We’ve written about Shopkick before: the 2009 loyalty startup uses its own specially designed location technology to detect when users walk into the physical locations of its merchant partners. Consumers get points for visiting brick-and-mortar stores, which can be redeemed for gift cards or various other prizes.
The app recently got a wave of big publicity, when Target announced that it would install Shopkick’s loyalty platform in each of its physical locations nationwide. Perfect timing, if we do say so ourselves, for a review of the app.
Of course, consumers have been reviewing the app for weeks now; each item in the iOS App Store gets an aggregate star rating based on user feedback, and in that regard Shopkick has done well, earning a 4.5-star rating based on 1,803 reviews. But is the high rating is merited?
I downloaded Shopkick to my own device, registered using my Facebook account (which was buggy, and caused the app to crash twice before working), and headed over to a nearby Target to take it for a spin. Challenge number one: you have to open the app to get your points — not necessarily a unique feature/requirement in the space, but still something that could deter ignition. Perhaps future innovations in push notification will make way for an improved version of this app down the road.
Anyway, I opened the app and received my points — then noticed that Shopkick rewards other behaviors beyond just walking into a store. Part two of the loyalty rewards program is a scavenger hunt: I was given a list of six products located throughout the Target store, and was told that I would receive even more points for scanning the barcode of each item using the Shopkick app. At first, this little shopping game seemed like a fun way to earn points.
But in retrospect I don’t think I’ll be going out of my way to use that feature again. Perhaps not surprisingly, the app sent me all over the store, from the health and beauty section to electronics to greeting cards, each time rewarding me with what I calculate to be roughly five cents worth of reward points. Maybe this’ll be a fun pastime for when my wife drags me to Target on future shopping trips? But in general, it’s hard to see what audience will be clamoring to participate in these loyalty games — certainly not the mom with two kids who wants to get in of the store and get right back out. So who’s the target?
That said, the scavenger hunt feature provides a compelling offer to individual product manufacturers. For example, I’d never heard of Luster until Shopkick gave me points for scanning its teeth whitening product — and right after I scanned it, I was prompted with a few survey questions about the brand, which I so generously decided to answer without being promised any additional points. But what other loyalty platform out there can get specific products into consumers’ hands in such a measurable way?
All told, my visit to Target using Shopkick got me about one-fifth of the way to a $5 gift card — which is one more dollar than I would have had without it, I guess. But getting paid a buck to go to a store and scan a few products wasn’t the day’s most interesting event.
No, the real “kicker” (pun intended) happened when I went next door to Best Buy, to a location that also happened to be signed up for Shopkick. There I met an employee who checks in and scans products every day — he’s being rewarded for working there! He told me that Shopkick had eventually cut him off from earning additional points, but when he looked again while I was in the store, he was able to earn another credit for going to work. An interesting wrinkle, no doubt.

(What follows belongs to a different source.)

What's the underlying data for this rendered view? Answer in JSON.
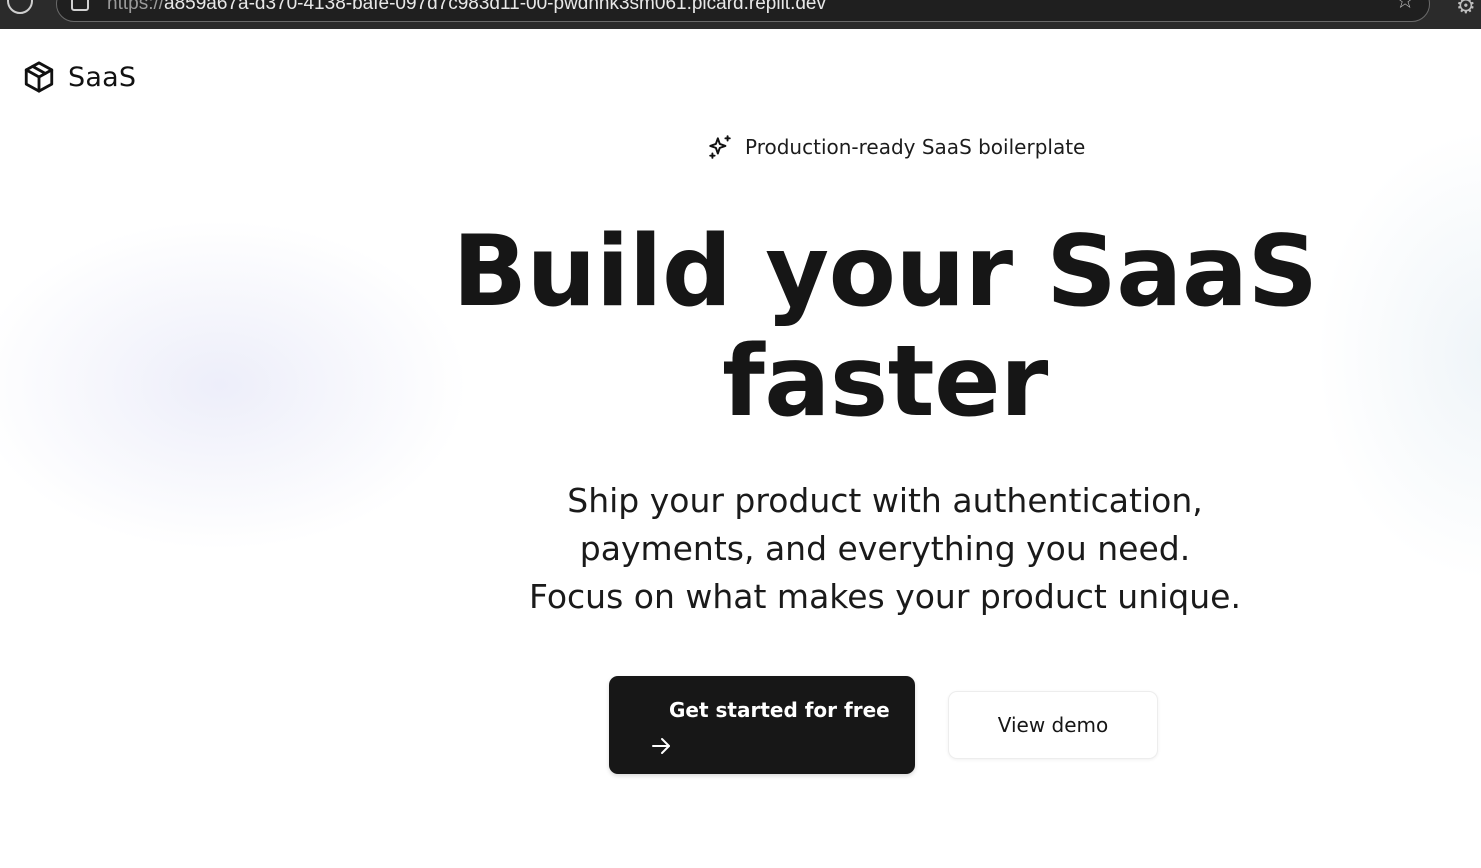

That same employee highlighted an issue that could prevent Shopkick’s partnership with Visa, which began in November, from taking off: he’s hesitant to link his Visa card to his Shopkick account, despite a much larger points offer, because he’s worried about security. “I don’t know what this company’s doing with my information,” he said.
So there you have it, a detailed recap of the Shopkick mobile app loyalty platform. The points-for-scanning-products feature seems like a unique offer for individual brands, but I’m not sold on the idea that rewarding consumers for walking in is about to take off.